Please reply with one number only: how many lines in the entries below contain the string "next".

=== Input records ===

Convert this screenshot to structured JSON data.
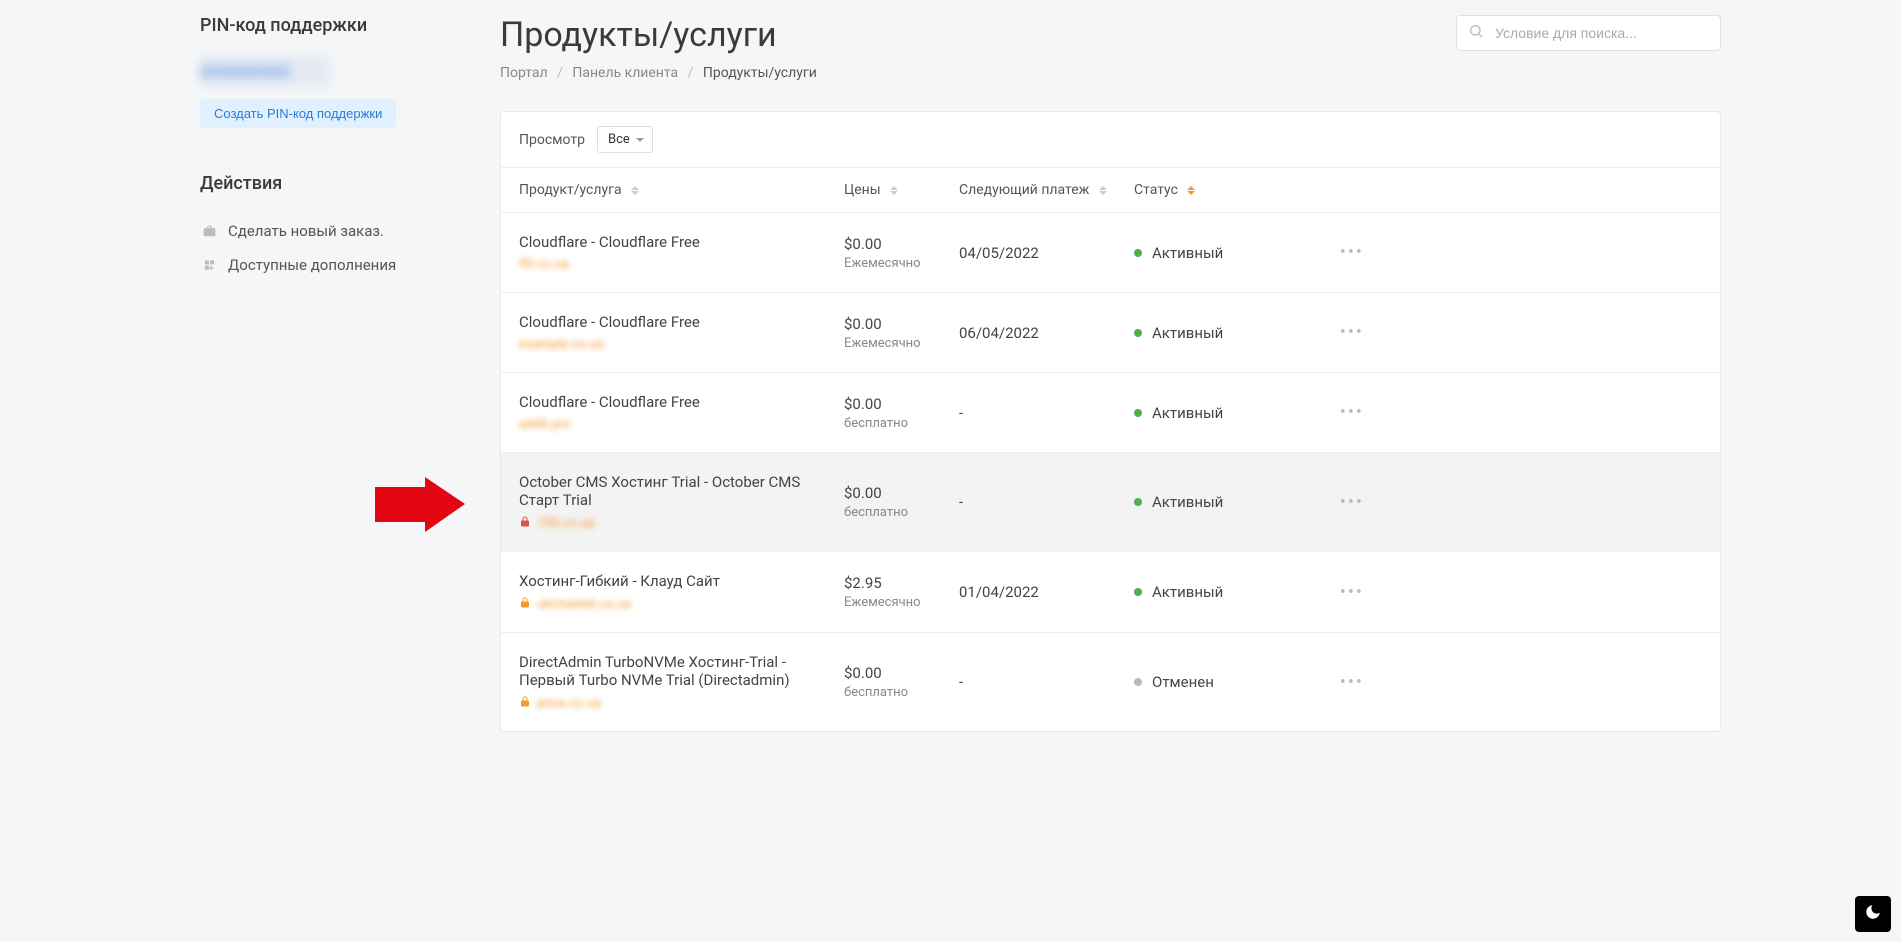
{
  "sidebar": {
    "pin_title": "PIN-код поддержки",
    "pin_placeholder": "XXXXXXXXX",
    "create_pin_button": "Создать PIN-код поддержки",
    "actions_title": "Действия",
    "actions": [
      {
        "label": "Сделать новый заказ.",
        "icon": "briefcase"
      },
      {
        "label": "Доступные дополнения",
        "icon": "addon"
      }
    ]
  },
  "header": {
    "title": "Продукты/услуги",
    "breadcrumb": {
      "portal": "Портал",
      "client": "Панель клиента",
      "current": "Продукты/услуги"
    },
    "search_placeholder": "Условие для поиска..."
  },
  "panel": {
    "view_label": "Просмотр",
    "filter_value": "Все",
    "columns": {
      "product": "Продукт/услуга",
      "price": "Цены",
      "next": "Следующий платеж",
      "status": "Статус"
    }
  },
  "products": [
    {
      "name": "Cloudflare - Cloudflare Free",
      "domain": "99.co.ua",
      "lock": "",
      "price": "$0.00",
      "cycle": "Ежемесячно",
      "next": "04/05/2022",
      "status": "Активный",
      "status_type": "active",
      "highlight": false
    },
    {
      "name": "Cloudflare - Cloudflare Free",
      "domain": "example.co.ua",
      "lock": "",
      "price": "$0.00",
      "cycle": "Ежемесячно",
      "next": "06/04/2022",
      "status": "Активный",
      "status_type": "active",
      "highlight": false
    },
    {
      "name": "Cloudflare - Cloudflare Free",
      "domain": "addit.pro",
      "lock": "",
      "price": "$0.00",
      "cycle": "бесплатно",
      "next": "-",
      "status": "Активный",
      "status_type": "active",
      "highlight": false
    },
    {
      "name": "October CMS Хостинг Trial - October CMS Старт Trial",
      "domain": "100.co.ua",
      "lock": "red",
      "price": "$0.00",
      "cycle": "бесплатно",
      "next": "-",
      "status": "Активный",
      "status_type": "active",
      "highlight": true
    },
    {
      "name": "Хостинг-Гибкий - Клауд Сайт",
      "domain": "ukrmarket.co.ua",
      "lock": "orange",
      "price": "$2.95",
      "cycle": "Ежемесячно",
      "next": "01/04/2022",
      "status": "Активный",
      "status_type": "active",
      "highlight": false
    },
    {
      "name": "DirectAdmin TurboNVMe Хостинг-Trial - Первый Turbo NVMe Trial (Directadmin)",
      "domain": "price.co.ua",
      "lock": "orange",
      "price": "$0.00",
      "cycle": "бесплатно",
      "next": "-",
      "status": "Отменен",
      "status_type": "cancelled",
      "highlight": false
    }
  ]
}
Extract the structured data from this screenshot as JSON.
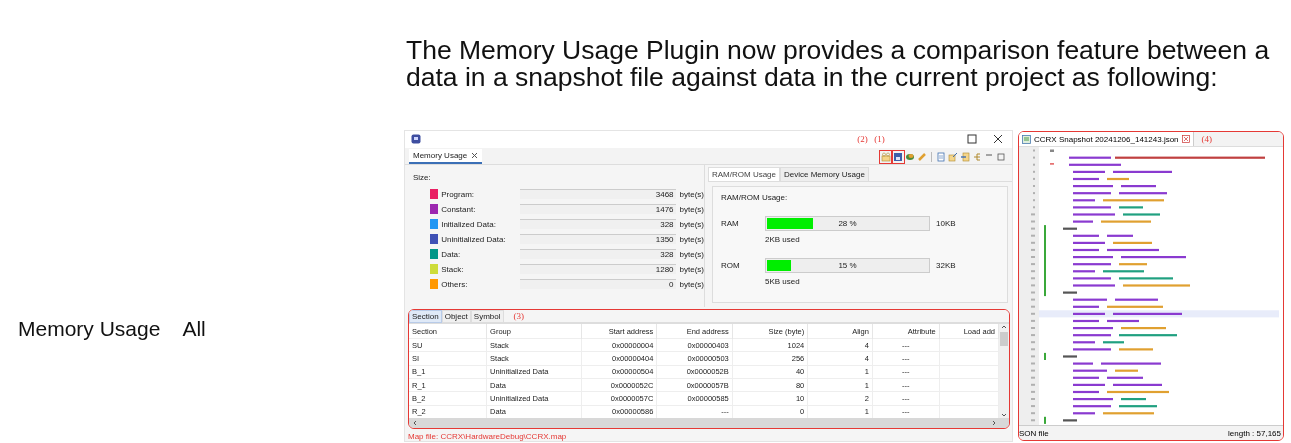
{
  "intro_text": "The Memory Usage Plugin now provides a comparison feature between a data in a snapshot file against data in the current project as following:",
  "side_label": {
    "title": "Memory Usage",
    "value": "All"
  },
  "memory_window": {
    "view_tab": "Memory Usage",
    "callouts": [
      "(2)",
      "(1)"
    ],
    "size_label": "Size:",
    "sizes": [
      {
        "name": "Program:",
        "color": "#e91e63",
        "value": "3468",
        "unit": "byte(s)"
      },
      {
        "name": "Constant:",
        "color": "#9c27b0",
        "value": "1476",
        "unit": "byte(s)"
      },
      {
        "name": "Initialized Data:",
        "color": "#2196f3",
        "value": "328",
        "unit": "byte(s)"
      },
      {
        "name": "Uninitialized Data:",
        "color": "#3f51b5",
        "value": "1350",
        "unit": "byte(s)"
      },
      {
        "name": "Data:",
        "color": "#009688",
        "value": "328",
        "unit": "byte(s)"
      },
      {
        "name": "Stack:",
        "color": "#cddc39",
        "value": "1280",
        "unit": "byte(s)"
      },
      {
        "name": "Others:",
        "color": "#ff9800",
        "value": "0",
        "unit": "byte(s)"
      }
    ],
    "usage_tabs": [
      {
        "label": "RAM/ROM Usage",
        "selected": true
      },
      {
        "label": "Device Memory Usage",
        "selected": false
      }
    ],
    "usage_title": "RAM/ROM Usage:",
    "meters": [
      {
        "name": "RAM",
        "level": 0.28,
        "reading": "28 %",
        "capacity": "10KB",
        "used": "2KB used"
      },
      {
        "name": "ROM",
        "level": 0.15,
        "reading": "15 %",
        "capacity": "32KB",
        "used": "5KB used"
      }
    ],
    "table_tabs": [
      {
        "label": "Section",
        "selected": true
      },
      {
        "label": "Object",
        "selected": false
      },
      {
        "label": "Symbol",
        "selected": false
      }
    ],
    "table_callout": "(3)",
    "table": {
      "columns": [
        "Section",
        "Group",
        "Start address",
        "End address",
        "Size (byte)",
        "Align",
        "Attribute",
        "Load add"
      ],
      "rows": [
        [
          "SU",
          "Stack",
          "0x00000004",
          "0x00000403",
          "1024",
          "4",
          "---",
          ""
        ],
        [
          "SI",
          "Stack",
          "0x00000404",
          "0x00000503",
          "256",
          "4",
          "---",
          ""
        ],
        [
          "B_1",
          "Uninitialized Data",
          "0x00000504",
          "0x0000052B",
          "40",
          "1",
          "---",
          ""
        ],
        [
          "R_1",
          "Data",
          "0x0000052C",
          "0x0000057B",
          "80",
          "1",
          "---",
          ""
        ],
        [
          "B_2",
          "Uninitialized Data",
          "0x0000057C",
          "0x00000585",
          "10",
          "2",
          "---",
          ""
        ],
        [
          "R_2",
          "Data",
          "0x00000586",
          "---",
          "0",
          "1",
          "---",
          ""
        ]
      ]
    },
    "map_file": "Map file: CCRX\\HardwareDebug\\CCRX.map"
  },
  "json_editor": {
    "tab_title": "CCRX Snapshot 20241206_141243.json",
    "callout": "(4)",
    "status": "SON file",
    "length": "length : 57,165"
  }
}
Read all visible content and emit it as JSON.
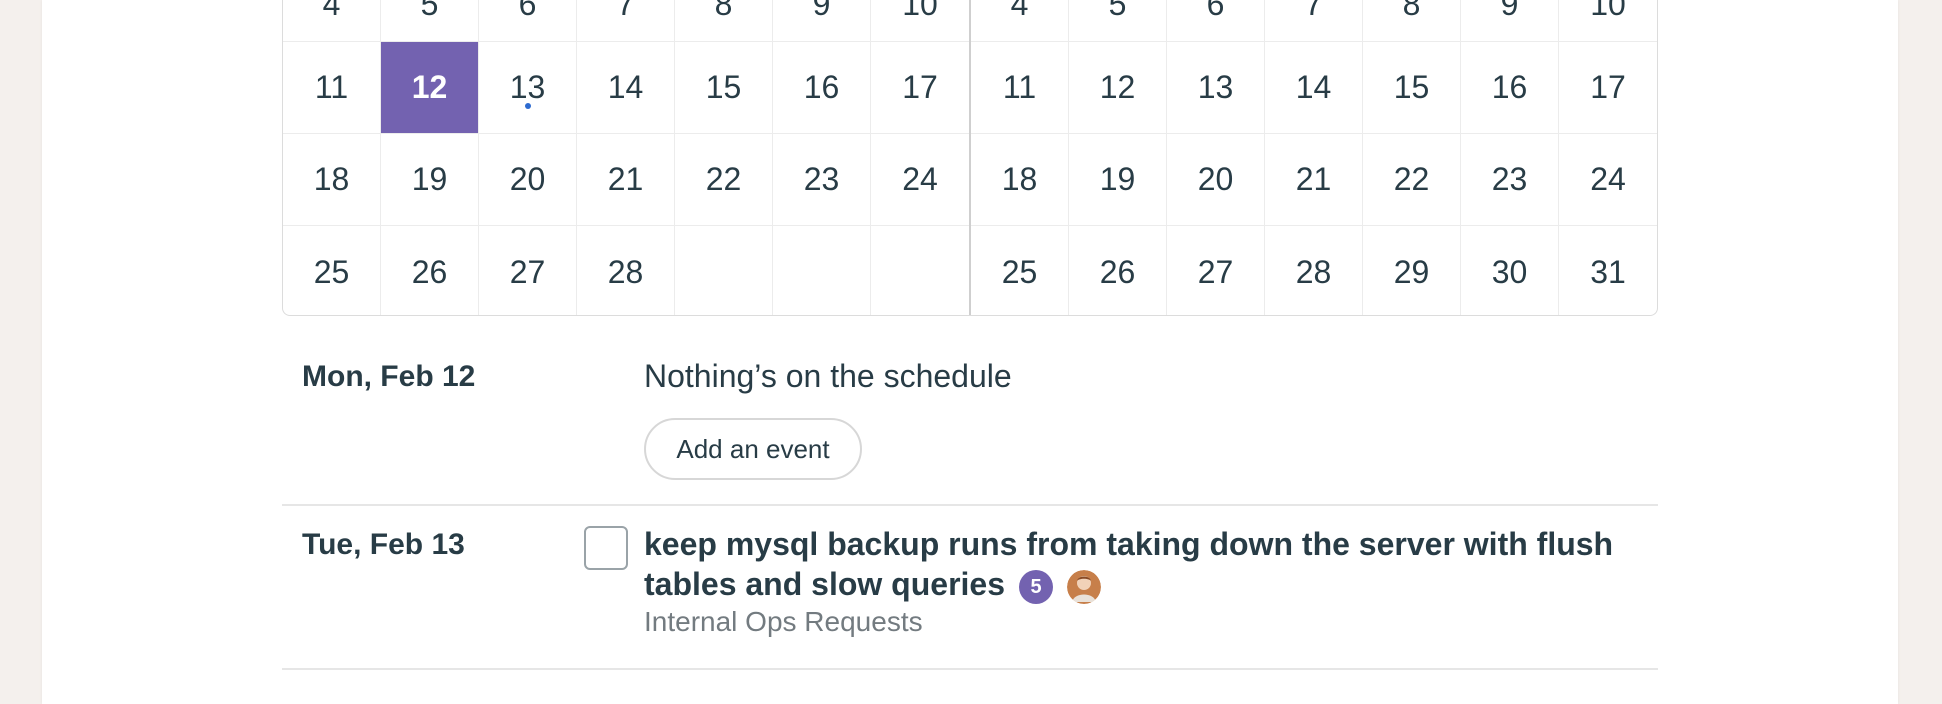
{
  "calendar": {
    "left_month": {
      "top_row": [
        "4",
        "5",
        "6",
        "7",
        "8",
        "9",
        "10"
      ],
      "weeks": [
        [
          "11",
          "12",
          "13",
          "14",
          "15",
          "16",
          "17"
        ],
        [
          "18",
          "19",
          "20",
          "21",
          "22",
          "23",
          "24"
        ],
        [
          "25",
          "26",
          "27",
          "28",
          "",
          "",
          ""
        ]
      ]
    },
    "right_month": {
      "top_row": [
        "4",
        "5",
        "6",
        "7",
        "8",
        "9",
        "10"
      ],
      "weeks": [
        [
          "11",
          "12",
          "13",
          "14",
          "15",
          "16",
          "17"
        ],
        [
          "18",
          "19",
          "20",
          "21",
          "22",
          "23",
          "24"
        ],
        [
          "25",
          "26",
          "27",
          "28",
          "29",
          "30",
          "31"
        ]
      ]
    },
    "selected_day": "12",
    "event_dot_day": "13",
    "accent_color": "#7362b0",
    "dot_color": "#2d6bd0"
  },
  "agenda": {
    "day1": {
      "date": "Mon, Feb 12",
      "empty_text": "Nothing’s on the schedule",
      "add_label": "Add an event"
    },
    "day2": {
      "date": "Tue, Feb 13",
      "todo_title": "keep mysql backup runs from taking down the server with flush tables and slow queries",
      "comment_count": "5",
      "avatar_icon": "person-avatar-icon",
      "project": "Internal Ops Requests"
    }
  }
}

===

Output of the exercise → 7